NEW DELHI :
As climate change will put three times more people at risk of coastal flooding by 2050 than previously thought, Mumbai and Kolkata are on the list of global cities that face the risk of being wiped out, according to a latest research report.
The study by New Jersey-based Climate Central found that sea levels projected by 2050 are high enough to threaten land currently home to a total of 150 million people to a future permanently below the high tide line.
"The new projections suggest that much of Mumbai, India’s financial capital and one of the largest cities in the world, is at risk of being wiped out. Built on what was once a series of islands, the city’s historic downtown core is particularly vulnerable," a New York Times report, based on the findings, said.
The study found that 300 million people are now living on land that is likely to flood at least once a year on average by mid-century without adequate sea defences, even if governments manage to make sharp cuts in emissions. Earlier estimates had put that figure at about 80 million.
China, Bangladesh, India, Vietnam, Indonesia, Thailand, the Philippines, and Japan account for the bulk of the at-risk population.
The study shows that Southern Vietnam could disappear while 10% of Thailand's land could vanish under water.
In Shanghai, on the other hand, water threatens to consume the heart of the city and many other cities around it.
Last month, an Intergovernmental Panel on Climate Change (IPCC) report had warned that global sea levels are set to rise by at least 1 metre by 2100 if carbon emissions go unchecked, submerging hundreds of cities, including Mumbai and Kolkata.
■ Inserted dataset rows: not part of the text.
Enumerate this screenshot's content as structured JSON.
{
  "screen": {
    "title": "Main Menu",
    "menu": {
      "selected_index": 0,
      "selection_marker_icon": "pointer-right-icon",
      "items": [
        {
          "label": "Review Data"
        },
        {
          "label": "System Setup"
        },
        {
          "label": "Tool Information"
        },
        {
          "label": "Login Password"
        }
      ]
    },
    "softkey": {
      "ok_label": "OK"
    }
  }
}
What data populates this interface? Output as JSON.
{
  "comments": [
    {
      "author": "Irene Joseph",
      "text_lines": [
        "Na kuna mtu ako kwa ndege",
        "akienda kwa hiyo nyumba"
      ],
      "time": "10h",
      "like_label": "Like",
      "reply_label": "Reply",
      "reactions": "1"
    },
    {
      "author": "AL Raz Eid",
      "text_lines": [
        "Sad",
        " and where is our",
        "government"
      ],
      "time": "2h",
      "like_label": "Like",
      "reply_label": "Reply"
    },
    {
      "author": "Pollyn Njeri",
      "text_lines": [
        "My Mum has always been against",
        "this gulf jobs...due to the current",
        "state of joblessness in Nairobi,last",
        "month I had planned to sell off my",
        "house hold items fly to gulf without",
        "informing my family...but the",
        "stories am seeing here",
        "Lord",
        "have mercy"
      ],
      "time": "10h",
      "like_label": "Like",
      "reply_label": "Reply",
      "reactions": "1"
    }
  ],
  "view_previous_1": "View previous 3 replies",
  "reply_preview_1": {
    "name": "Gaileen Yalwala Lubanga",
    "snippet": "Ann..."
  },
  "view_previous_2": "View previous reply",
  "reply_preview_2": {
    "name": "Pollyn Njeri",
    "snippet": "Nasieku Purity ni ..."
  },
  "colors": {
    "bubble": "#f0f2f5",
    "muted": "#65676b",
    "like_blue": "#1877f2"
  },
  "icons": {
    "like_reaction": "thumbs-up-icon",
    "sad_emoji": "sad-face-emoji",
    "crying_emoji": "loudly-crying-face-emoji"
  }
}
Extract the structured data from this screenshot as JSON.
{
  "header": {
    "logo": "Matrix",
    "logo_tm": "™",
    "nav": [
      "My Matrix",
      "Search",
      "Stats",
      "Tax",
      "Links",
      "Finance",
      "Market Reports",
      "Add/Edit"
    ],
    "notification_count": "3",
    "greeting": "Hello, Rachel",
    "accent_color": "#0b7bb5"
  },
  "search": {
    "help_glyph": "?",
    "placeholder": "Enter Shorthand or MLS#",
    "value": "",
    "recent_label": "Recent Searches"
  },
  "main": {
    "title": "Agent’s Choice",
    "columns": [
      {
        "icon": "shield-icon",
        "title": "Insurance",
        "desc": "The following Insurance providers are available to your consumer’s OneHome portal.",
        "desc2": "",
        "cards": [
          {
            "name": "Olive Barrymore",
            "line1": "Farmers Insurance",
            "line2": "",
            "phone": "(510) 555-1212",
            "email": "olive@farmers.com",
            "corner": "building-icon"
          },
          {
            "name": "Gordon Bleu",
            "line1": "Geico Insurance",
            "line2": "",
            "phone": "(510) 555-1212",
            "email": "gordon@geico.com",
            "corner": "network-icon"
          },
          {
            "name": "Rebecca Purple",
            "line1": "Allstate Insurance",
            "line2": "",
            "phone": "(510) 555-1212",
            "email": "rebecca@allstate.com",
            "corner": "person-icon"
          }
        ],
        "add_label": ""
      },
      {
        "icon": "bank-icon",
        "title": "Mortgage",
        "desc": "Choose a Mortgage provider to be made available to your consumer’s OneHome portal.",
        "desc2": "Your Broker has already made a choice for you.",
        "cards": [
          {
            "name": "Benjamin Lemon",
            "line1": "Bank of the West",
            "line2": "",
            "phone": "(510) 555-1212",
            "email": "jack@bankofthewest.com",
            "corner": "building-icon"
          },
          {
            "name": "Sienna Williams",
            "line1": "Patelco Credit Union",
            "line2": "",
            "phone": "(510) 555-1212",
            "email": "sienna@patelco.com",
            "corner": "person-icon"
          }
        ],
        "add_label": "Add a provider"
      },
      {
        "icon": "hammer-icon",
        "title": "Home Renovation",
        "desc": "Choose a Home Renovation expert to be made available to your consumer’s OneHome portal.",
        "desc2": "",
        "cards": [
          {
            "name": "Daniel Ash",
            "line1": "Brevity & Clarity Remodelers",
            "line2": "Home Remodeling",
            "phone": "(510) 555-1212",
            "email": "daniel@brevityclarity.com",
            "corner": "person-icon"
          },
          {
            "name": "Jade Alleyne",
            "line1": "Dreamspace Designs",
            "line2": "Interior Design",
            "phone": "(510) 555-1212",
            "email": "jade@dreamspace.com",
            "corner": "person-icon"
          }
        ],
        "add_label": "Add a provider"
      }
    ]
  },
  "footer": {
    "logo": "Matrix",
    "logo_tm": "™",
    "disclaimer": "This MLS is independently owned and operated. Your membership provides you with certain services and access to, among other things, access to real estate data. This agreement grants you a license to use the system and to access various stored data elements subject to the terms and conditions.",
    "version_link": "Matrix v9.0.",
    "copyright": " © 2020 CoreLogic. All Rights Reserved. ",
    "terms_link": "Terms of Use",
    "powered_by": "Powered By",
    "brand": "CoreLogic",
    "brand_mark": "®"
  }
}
The UN report had warned that a mere 50 cm rise in the sea level is enough to flood major port cities around the world and expose more than 150 million people to disasters.